The IASAS–NASPA Global Summit was invigorating and inspiring, with educators talking about the similarities and differences in how student services and education outside the classroom are provided. Respecting each approach to serving and educating students, we had very similar concerns about students who are presenting similar issues worldwide around financial ability to attend and remain in college, the hard lessons from alcohol abuse, and anxieties about securing jobs upon graduation.

I was encouraged as we spoke about sharing best practices, collaborating, and the possibility of adopting a common set of student learning outcomes that are global in nature and that student affairs can help students acquire, such as those “soft skills” that are becoming more critical than ever in a global and transnational environment.

Stay tuned for more news on the IASAS–NASPA Global Summit as the proceedings and summaries from the gathering are finalized.

Ambassadors…to China, faculty, and beyond…

Some people can’t write because they have what is called “writers’ block.” Fortunately, this is not a problem for me. I have so much I want to write about that it takes me a while to decide on what not to write about. Returning from a two-week visit to China, I have enough material to write about for some time, but I fear I might bore you, so I’ll just give you a taste.

Over the past weeks, I was fortunate to be among colleagues who participated as presenters in the Macau Student Affairs Institute, which was open to student affairs practitioners from all over China. It is believed to be the first such institute of its kind in China. A colleague created the curriculum and invited many colleagues you know (I won’t call names because these folks have not consented to be subjects in my blog) to do a series of workshops for the participants from China.

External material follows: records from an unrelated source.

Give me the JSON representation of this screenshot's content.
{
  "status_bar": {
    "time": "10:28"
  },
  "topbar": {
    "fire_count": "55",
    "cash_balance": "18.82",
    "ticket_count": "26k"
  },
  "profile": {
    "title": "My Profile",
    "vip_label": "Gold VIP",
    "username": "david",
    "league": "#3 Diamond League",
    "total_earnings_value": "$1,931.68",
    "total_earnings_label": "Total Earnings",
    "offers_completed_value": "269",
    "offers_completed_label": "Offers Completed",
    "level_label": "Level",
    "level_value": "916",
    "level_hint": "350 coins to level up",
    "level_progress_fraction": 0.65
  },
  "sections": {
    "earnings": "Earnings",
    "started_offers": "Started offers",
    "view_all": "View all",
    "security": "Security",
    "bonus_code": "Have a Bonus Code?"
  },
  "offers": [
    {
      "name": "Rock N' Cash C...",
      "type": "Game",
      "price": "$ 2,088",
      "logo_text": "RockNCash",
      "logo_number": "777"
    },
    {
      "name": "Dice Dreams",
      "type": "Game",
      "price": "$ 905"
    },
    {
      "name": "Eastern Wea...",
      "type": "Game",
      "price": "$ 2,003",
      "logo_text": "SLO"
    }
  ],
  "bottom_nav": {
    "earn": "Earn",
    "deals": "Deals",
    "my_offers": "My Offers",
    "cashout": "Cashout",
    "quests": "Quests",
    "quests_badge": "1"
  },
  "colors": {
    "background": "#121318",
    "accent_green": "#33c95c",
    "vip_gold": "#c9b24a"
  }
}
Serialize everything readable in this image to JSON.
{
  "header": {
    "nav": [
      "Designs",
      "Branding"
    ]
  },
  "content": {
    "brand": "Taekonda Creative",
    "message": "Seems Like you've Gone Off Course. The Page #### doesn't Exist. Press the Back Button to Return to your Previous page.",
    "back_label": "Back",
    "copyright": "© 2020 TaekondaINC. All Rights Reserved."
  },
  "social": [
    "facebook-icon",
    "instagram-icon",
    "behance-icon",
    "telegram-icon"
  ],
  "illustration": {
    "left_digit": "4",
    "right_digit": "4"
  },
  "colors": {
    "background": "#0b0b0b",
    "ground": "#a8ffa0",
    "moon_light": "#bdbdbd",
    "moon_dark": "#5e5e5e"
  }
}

I learned an inordinate amount about student affairs in China, both from the institute and from my subsequent visits to Hong Kong, Guangzhou, and Shanghai as “Ambassador for NASPA”, as the Chinese dubbed me.

I was truly impressed by the institute participants because they were eager and attentive learners from the beginning to the very end of the two-day workshop in which I participated. They were active learners and they have adopted what they call “total student development.” What I envied was the interest of faculty in student affairs work. The institute included professors from law, psychology, and information technology, all of whom were eager to learn how best to help students reach their maximum potential. It was terrific to have faculty and student affairs staff all working together to support students.

I’m encouraged by my recent experiences with faculty wanting to educate and support the whole student. The day before I left for China, I was making a presentation, along with a former MUFP alum of whom I am so proud, to veterinary medical education doctors about seeing their students through the lens of student affairs. They, too, were eager to support students and to learn what it means to view students from a holistic perspective.

I think our next frontier is to engage with faculty directly in professional development that has heretofore been reserved for educators who claim student affairs as their field. Student affairs practitioners are educators primarily outside the classroom. Why not be ambassadors to academic affairs, working with faculty to use the lens of student affairs in their teaching inside the classroom?